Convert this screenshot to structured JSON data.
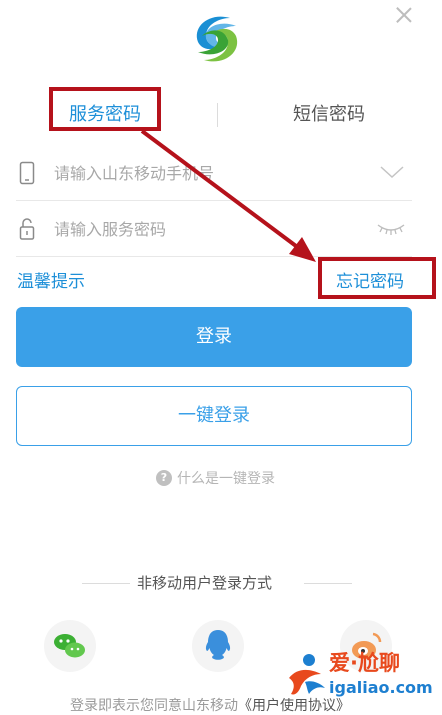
{
  "dialog": {
    "close_icon": "close-icon"
  },
  "brand": {
    "logo_icon": "china-mobile-logo"
  },
  "tabs": [
    {
      "label": "服务密码",
      "active": true
    },
    {
      "label": "短信密码",
      "active": false
    }
  ],
  "form": {
    "phone": {
      "placeholder": "请输入山东移动手机号",
      "value": "",
      "icon": "phone-icon",
      "dropdown_icon": "chevron-down-icon"
    },
    "password": {
      "placeholder": "请输入服务密码",
      "value": "",
      "icon": "lock-icon",
      "visibility_icon": "eye-closed-icon"
    }
  },
  "links": {
    "tips": "温馨提示",
    "forgot_password": "忘记密码"
  },
  "buttons": {
    "login": "登录",
    "one_key_login": "一键登录"
  },
  "help": {
    "what_is_one_key": "什么是一键登录"
  },
  "other_login": {
    "title": "非移动用户登录方式",
    "methods": [
      "wechat-icon",
      "qq-icon",
      "weibo-icon"
    ]
  },
  "footer": {
    "agreement_prefix": "登录即表示您同意山东移动",
    "agreement_link": "《用户使用协议》"
  },
  "watermark": {
    "title": "爱·尬聊",
    "url": "igaliao.com"
  },
  "annotation": {
    "color": "#b5121b"
  },
  "colors": {
    "accent": "#1d8fd8",
    "button": "#3aa0e8"
  }
}
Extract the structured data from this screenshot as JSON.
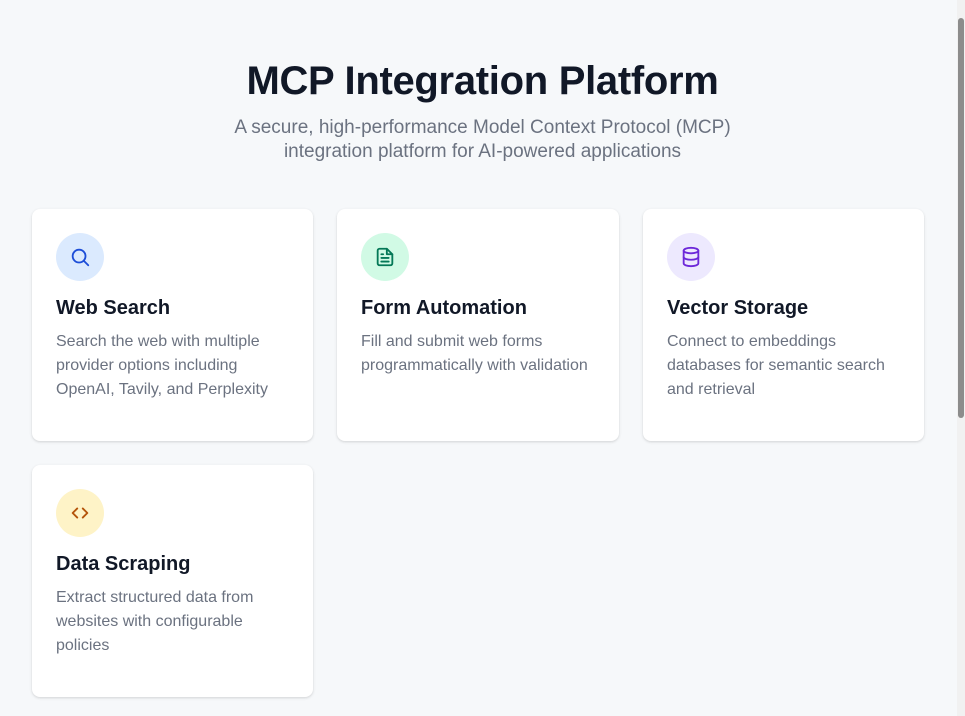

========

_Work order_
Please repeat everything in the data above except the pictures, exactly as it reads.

_Reply_
Convert this screenshot to structured JSON data.
{
  "dialog": {
    "close_icon": "close-icon"
  },
  "brand": {
    "logo_icon": "china-mobile-logo"
  },
  "tabs": [
    {
      "label": "服务密码",
      "active": true
    },
    {
      "label": "短信密码",
      "active": false
    }
  ],
  "form": {
    "phone": {
      "placeholder": "请输入山东移动手机号",
      "value": "",
      "icon": "phone-icon",
      "dropdown_icon": "chevron-down-icon"
    },
    "password": {
      "placeholder": "请输入服务密码",
      "value": "",
      "icon": "lock-icon",
      "visibility_icon": "eye-closed-icon"
    }
  },
  "links": {
    "tips": "温馨提示",
    "forgot_password": "忘记密码"
  },
  "buttons": {
    "login": "登录",
    "one_key_login": "一键登录"
  },
  "help": {
    "what_is_one_key": "什么是一键登录"
  },
  "other_login": {
    "title": "非移动用户登录方式",
    "methods": [
      "wechat-icon",
      "qq-icon",
      "weibo-icon"
    ]
  },
  "footer": {
    "agreement_prefix": "登录即表示您同意山东移动",
    "agreement_link": "《用户使用协议》"
  },
  "watermark": {
    "title": "爱·尬聊",
    "url": "igaliao.com"
  },
  "annotation": {
    "color": "#b5121b"
  },
  "colors": {
    "accent": "#1d8fd8",
    "button": "#3aa0e8"
  }
}
Extract the structured data from this screenshot as JSON.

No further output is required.